For the horrible listeners in your office, the advice to get them to pay attention is pretty straightforward:
1. Slow down.
2. Stop talking.
But Amy Jen Su, an executive coach with Paravis Partners who has written and talked about the issue for the Harvard Business Review, knows it's not so simple, especially for some particularly stubborn bosses.
"I think many of us speak just to hear ourselves think," she said.
For one flagrant interrupter she worked with, Su pulled out some preschool training strategies and asked her client to use a "listening stick" at home with his wife: he couldn't speak until his wife handed him the stick.
If you can get the awful listeners to listen, the solutions are as simple as slowing down, getting comfortable with silence, and focusing attention on the speaker. But if you find yourself getting physically uncomfortable when you're not hearing the sound of your own voice, she said the first step is to get comfortable with the discomfort.

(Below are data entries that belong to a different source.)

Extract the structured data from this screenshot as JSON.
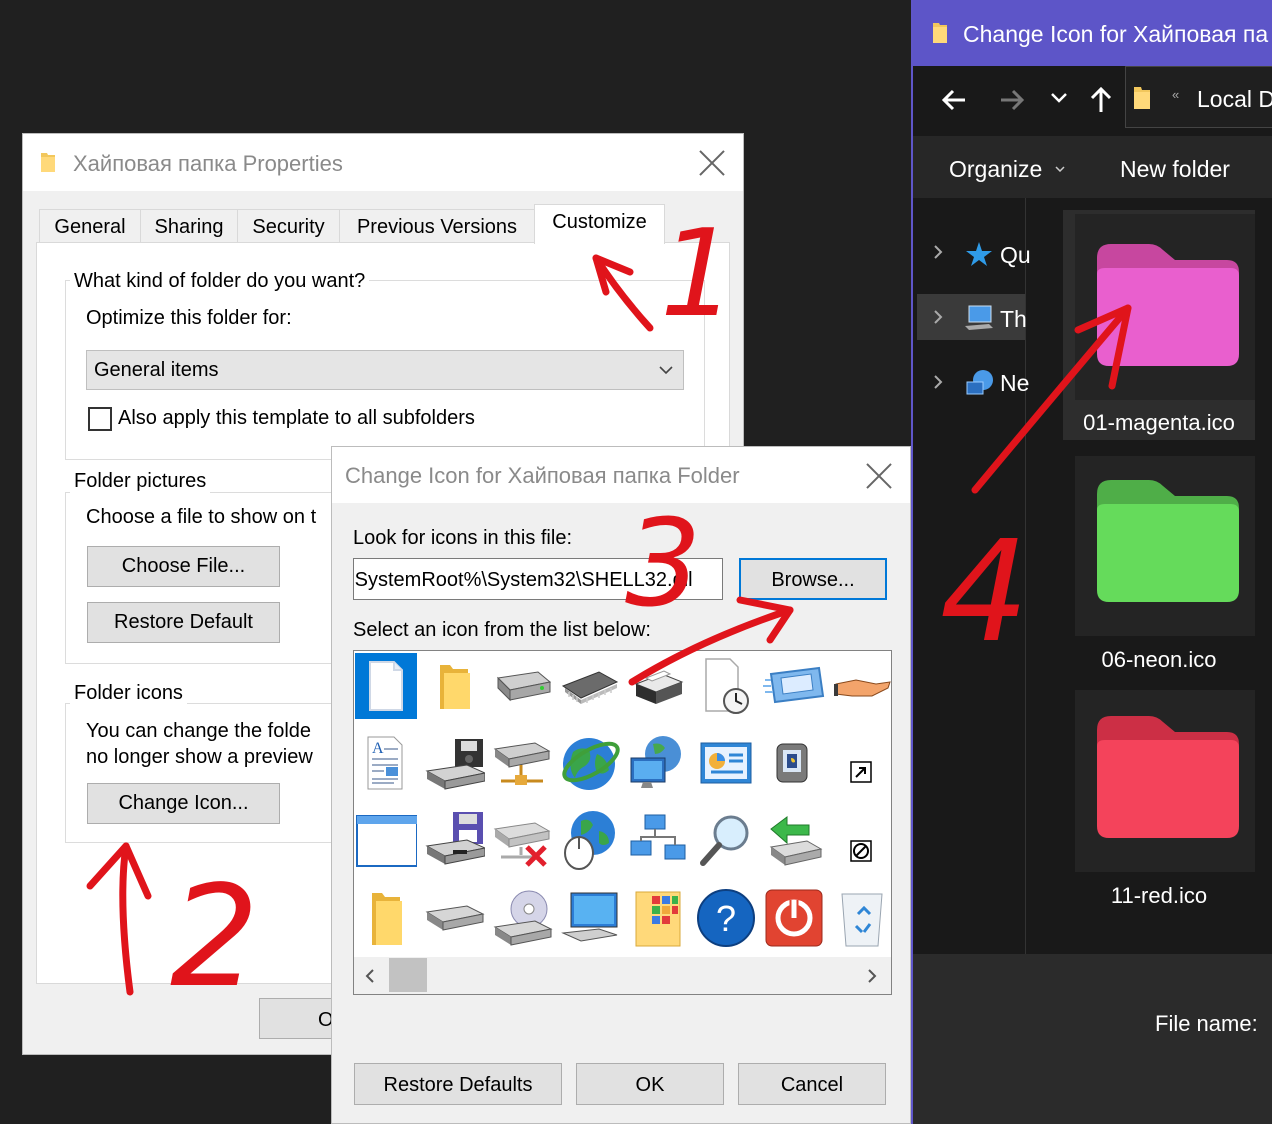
{
  "properties": {
    "title": "Хайповая папка Properties",
    "tabs": [
      "General",
      "Sharing",
      "Security",
      "Previous Versions",
      "Customize"
    ],
    "active_tab": "Customize",
    "group1_label": "What kind of folder do you want?",
    "optimize_label": "Optimize this folder for:",
    "optimize_value": "General items",
    "apply_template_label": "Also apply this template to all subfolders",
    "group2_label": "Folder pictures",
    "choose_file_text": "Choose a file to show on t",
    "choose_file_button": "Choose File...",
    "restore_default_button": "Restore Default",
    "group3_label": "Folder icons",
    "folder_icons_text1": "You can change the folde",
    "folder_icons_text2": "no longer show a preview",
    "change_icon_button": "Change Icon...",
    "ok_button_partial": "O"
  },
  "change_icon": {
    "title": "Change Icon for Хайповая папка Folder",
    "look_for_label": "Look for icons in this file:",
    "file_path": "›SystemRoot%\\System32\\SHELL32.dll",
    "browse_button": "Browse...",
    "select_label": "Select an icon from the list below:",
    "icons": [
      [
        "blank-document-icon",
        "folder-icon",
        "hard-drive-icon",
        "memory-chip-icon",
        "printer-icon",
        "scheduled-document-icon",
        "display-window-icon",
        "sharing-hand-icon"
      ],
      [
        "text-document-icon",
        "floppy-drive-icon",
        "network-drive-icon",
        "globe-icon",
        "network-globe-icon",
        "control-panel-icon",
        "phone-icon",
        "shortcut-arrow-icon"
      ],
      [
        "application-window-icon",
        "floppy-save-icon",
        "disconnected-drive-icon",
        "mouse-globe-icon",
        "network-computers-icon",
        "search-icon",
        "green-arrow-drive-icon",
        "blocked-icon"
      ],
      [
        "folder-icon",
        "disk-drive-icon",
        "cd-drive-icon",
        "monitor-icon",
        "image-folder-icon",
        "help-icon",
        "power-icon",
        "recycle-bin-icon"
      ]
    ],
    "restore_defaults_button": "Restore Defaults",
    "ok_button": "OK",
    "cancel_button": "Cancel"
  },
  "explorer": {
    "title": "Change Icon for Хайповая па",
    "address": "Local D",
    "organize_label": "Organize",
    "new_folder_label": "New folder",
    "nav_items": [
      "Qu",
      "Th",
      "Ne"
    ],
    "files": [
      {
        "name": "01-magenta.ico",
        "color": "#e95fce",
        "tab_color": "#c7479f"
      },
      {
        "name": "06-neon.ico",
        "color": "#65db5b",
        "tab_color": "#4fae48"
      },
      {
        "name": "11-red.ico",
        "color": "#f4435b",
        "tab_color": "#cc2f45"
      }
    ],
    "file_name_label": "File name:"
  },
  "annotations": [
    "1",
    "2",
    "3",
    "4"
  ]
}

"Part of listening is listening for the facts," Su said. "Is the person sharing facts that you weren't aware of? Hear the person out." She said as you listen, you need to have your mind open to being changed. And if you don't agree with the speaker, let the speaker know you've listened to what they've said, and then tell them why you disagree.
But if you're the one who isn't being heard during a one-on-one with your boss, Su said you need to go over the conversation at the end of your chat, and reiterate your points. If you're in a large meeting where you keep getting interrupted, you can use verbal cues during the meeting like raising your hand gently and saying "Hang on a second, let me just finish my point there," Su said.
And most importantly, don't rely on your own opinion to determine if you're a good listener. Go to a trusted colleague. They'll tell you the truth. If you're willing to listen and hear what she has to say.